I’ve mentioned before about how I really enjoyed the book Born to Run. A big topic of the book is barefoot running. I’ve been very intrigued by the idea ever since. About a month ago I finally worked up the courage to try it, in public, to put my pride (and maybe even foot safety?) on the line.
That first barefoot run was great. It wasn’t exactly what I originally expected it to be but thankfully I had read up on transitioning to barefoot running and that helped me know what to expect.
I had imagined the moment my bare feet hit the pavement that my posture would change, my speed would increase and the Chariots of Fire theme song would start playing. I would find the freedom of running without shoes so liberating it would trigger a cellular response that enabled me to be able to breathe without trouble and bring me back to my pre-puberty days when running was easy and I was fast.
That didn’t happen.

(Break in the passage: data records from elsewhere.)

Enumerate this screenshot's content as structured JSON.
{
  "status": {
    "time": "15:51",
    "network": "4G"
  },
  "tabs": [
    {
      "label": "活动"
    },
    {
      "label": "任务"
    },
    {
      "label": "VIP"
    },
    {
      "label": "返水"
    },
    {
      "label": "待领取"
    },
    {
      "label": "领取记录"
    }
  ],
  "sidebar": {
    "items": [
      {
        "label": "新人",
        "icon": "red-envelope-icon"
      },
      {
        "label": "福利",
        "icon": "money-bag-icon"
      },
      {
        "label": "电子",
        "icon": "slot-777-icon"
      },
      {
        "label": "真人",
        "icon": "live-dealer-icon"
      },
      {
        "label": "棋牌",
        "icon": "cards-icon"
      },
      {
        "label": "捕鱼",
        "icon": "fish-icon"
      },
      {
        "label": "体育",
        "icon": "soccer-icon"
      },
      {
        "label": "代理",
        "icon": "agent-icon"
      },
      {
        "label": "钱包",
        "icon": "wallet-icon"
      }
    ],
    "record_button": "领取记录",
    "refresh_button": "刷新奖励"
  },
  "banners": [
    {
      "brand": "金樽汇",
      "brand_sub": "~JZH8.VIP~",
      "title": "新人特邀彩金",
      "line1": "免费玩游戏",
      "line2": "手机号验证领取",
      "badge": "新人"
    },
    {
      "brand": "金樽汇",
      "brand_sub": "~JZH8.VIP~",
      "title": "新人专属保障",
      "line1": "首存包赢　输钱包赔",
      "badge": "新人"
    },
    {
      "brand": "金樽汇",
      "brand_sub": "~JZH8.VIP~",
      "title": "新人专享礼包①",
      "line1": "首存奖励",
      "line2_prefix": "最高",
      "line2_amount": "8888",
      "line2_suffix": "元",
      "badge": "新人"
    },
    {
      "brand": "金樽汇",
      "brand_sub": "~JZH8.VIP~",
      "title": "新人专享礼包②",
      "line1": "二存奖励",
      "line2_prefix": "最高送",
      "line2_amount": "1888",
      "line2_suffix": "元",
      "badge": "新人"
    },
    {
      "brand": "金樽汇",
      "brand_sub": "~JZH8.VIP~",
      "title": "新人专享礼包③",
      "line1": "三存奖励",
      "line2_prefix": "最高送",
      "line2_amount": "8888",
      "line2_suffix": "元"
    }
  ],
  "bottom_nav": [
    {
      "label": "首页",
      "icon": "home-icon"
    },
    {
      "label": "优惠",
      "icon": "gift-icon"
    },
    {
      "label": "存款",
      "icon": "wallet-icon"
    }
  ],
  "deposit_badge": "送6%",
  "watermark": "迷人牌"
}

I’ve had these dreams for years where I would be running away from something but not be able to run fast enough unless I got down on my hands and knees. Then I could run like the wind. Lately I’ve been thinking and reading so much about barefoot running that I’m dreaming about it. Last week I dreamed that when I kicked off my shoes I could run effortlessly.
That also didn’t happen.
What did happen: I was surprised at how natural it was for me. Years of walking on gravel in the country and enough running barefoot in the torrential rain because I hate wet shoes somehow prepped my feet to not slam down on my heels. I alternated between walking and running and didn’t push myself, like all the instructions said. After my little run the pads of my feet were tender, which makes sense.by the end of the day the tenderness was gone but the muscle pain started. I had been using the muscles in a new way/ actually using them again.